DATA RECORDS:
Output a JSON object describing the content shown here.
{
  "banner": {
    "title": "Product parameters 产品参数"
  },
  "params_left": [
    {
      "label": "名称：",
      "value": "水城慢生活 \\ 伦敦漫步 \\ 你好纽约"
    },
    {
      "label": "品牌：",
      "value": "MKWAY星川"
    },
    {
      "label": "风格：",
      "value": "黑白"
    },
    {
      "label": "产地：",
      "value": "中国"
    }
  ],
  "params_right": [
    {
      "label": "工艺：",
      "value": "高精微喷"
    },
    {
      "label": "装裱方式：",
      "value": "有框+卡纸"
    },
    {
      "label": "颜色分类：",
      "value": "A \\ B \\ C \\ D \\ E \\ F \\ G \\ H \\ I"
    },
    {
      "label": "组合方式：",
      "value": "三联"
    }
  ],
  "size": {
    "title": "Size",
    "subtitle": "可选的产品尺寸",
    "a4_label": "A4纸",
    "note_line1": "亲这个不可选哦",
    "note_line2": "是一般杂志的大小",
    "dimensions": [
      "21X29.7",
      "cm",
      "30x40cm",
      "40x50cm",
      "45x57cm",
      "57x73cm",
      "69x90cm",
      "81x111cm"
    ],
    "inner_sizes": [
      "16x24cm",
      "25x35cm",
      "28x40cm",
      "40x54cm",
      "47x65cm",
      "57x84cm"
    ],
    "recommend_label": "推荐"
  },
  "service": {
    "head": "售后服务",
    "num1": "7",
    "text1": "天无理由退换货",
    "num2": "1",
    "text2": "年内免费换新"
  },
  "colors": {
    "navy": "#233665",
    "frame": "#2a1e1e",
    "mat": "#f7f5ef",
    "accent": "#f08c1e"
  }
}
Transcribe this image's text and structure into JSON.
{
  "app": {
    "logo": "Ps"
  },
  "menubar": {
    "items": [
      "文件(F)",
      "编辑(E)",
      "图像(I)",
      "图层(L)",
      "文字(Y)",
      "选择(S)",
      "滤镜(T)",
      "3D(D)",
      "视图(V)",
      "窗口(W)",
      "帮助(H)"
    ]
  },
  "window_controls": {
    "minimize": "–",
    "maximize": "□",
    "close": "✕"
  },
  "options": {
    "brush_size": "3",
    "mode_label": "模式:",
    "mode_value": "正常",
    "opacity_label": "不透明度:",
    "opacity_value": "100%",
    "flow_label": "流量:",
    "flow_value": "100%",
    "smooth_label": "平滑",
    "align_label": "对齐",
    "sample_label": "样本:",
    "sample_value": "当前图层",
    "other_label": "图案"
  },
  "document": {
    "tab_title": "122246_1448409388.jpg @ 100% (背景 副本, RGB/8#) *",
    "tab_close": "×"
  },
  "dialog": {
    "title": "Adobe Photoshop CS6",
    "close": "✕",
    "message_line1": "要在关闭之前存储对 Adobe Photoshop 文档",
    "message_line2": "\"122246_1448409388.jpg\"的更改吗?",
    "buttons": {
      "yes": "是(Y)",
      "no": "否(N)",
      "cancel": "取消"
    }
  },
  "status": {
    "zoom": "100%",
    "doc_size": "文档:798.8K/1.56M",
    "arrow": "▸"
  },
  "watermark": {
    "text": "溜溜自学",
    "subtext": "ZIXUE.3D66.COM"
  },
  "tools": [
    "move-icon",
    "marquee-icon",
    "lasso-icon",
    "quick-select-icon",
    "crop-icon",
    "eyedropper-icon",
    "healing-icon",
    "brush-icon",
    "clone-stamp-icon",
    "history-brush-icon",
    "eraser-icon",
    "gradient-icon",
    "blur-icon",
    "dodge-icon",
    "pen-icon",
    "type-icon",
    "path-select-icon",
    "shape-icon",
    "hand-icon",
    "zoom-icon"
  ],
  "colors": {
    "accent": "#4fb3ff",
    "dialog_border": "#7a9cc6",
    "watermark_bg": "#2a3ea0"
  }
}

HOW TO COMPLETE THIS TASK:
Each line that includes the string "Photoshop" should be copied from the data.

TASK OUTPUT:
    "title": "Adobe Photoshop CS6",
    "message_line1": "要在关闭之前存储对 Adobe Photoshop 文档",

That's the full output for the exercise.